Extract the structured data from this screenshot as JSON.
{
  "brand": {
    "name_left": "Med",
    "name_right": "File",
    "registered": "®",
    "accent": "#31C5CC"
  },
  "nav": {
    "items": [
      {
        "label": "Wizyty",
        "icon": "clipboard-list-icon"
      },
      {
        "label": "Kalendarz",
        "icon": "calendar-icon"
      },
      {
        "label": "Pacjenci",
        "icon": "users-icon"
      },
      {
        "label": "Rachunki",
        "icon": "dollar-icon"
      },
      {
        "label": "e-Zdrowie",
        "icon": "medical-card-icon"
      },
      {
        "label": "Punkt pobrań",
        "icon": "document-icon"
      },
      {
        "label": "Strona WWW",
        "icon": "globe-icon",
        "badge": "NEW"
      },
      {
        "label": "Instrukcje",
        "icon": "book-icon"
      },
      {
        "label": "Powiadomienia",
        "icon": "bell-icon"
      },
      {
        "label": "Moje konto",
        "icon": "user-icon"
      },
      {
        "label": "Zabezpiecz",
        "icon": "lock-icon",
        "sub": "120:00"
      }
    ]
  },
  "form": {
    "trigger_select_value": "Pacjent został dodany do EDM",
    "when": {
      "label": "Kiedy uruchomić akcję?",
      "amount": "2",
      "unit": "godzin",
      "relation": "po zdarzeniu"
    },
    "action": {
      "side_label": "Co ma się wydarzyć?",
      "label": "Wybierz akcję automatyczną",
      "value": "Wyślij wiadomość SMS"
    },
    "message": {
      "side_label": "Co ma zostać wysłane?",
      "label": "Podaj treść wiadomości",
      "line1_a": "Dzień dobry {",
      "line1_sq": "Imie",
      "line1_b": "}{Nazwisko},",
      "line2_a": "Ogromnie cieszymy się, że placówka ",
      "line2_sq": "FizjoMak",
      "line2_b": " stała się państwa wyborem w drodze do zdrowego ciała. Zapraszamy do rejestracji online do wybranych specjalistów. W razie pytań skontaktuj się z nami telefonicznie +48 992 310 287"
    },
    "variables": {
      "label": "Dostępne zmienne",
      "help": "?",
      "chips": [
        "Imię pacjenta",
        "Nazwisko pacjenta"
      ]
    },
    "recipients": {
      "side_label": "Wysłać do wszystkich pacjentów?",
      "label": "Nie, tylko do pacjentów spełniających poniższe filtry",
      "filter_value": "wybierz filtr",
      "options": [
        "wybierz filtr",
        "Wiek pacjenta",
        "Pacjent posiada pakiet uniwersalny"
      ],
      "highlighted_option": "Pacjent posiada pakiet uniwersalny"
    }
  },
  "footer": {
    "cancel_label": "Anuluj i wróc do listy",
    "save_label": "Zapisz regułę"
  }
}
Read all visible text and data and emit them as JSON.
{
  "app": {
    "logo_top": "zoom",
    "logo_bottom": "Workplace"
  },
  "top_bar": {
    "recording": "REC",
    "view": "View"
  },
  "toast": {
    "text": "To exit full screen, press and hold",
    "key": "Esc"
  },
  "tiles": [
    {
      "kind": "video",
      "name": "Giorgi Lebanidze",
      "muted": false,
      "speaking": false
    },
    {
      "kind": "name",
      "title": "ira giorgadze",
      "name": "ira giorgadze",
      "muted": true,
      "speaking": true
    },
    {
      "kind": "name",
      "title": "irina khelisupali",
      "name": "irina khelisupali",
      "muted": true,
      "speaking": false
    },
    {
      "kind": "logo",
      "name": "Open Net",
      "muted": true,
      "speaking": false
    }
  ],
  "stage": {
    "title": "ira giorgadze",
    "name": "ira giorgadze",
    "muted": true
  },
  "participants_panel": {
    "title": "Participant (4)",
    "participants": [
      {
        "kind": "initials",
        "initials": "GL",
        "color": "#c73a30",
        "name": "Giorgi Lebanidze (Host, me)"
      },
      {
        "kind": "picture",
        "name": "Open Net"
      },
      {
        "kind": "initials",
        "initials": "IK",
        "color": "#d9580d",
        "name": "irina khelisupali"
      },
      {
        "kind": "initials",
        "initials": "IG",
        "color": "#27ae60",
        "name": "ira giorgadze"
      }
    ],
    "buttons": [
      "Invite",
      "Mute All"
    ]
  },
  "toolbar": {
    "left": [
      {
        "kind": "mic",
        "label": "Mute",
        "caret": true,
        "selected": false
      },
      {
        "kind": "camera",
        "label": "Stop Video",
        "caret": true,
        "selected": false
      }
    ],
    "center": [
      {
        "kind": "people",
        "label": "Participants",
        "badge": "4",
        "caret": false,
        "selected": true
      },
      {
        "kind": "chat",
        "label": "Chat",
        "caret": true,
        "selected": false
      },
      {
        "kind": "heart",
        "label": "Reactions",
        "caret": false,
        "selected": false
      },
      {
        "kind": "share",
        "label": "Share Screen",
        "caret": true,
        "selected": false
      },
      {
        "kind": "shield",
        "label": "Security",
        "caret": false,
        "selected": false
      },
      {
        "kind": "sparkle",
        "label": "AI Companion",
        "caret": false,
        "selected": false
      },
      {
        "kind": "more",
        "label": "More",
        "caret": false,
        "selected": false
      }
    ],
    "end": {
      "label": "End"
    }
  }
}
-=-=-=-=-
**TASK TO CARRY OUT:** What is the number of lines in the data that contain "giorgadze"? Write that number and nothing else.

**TASK RESPONSE:** 5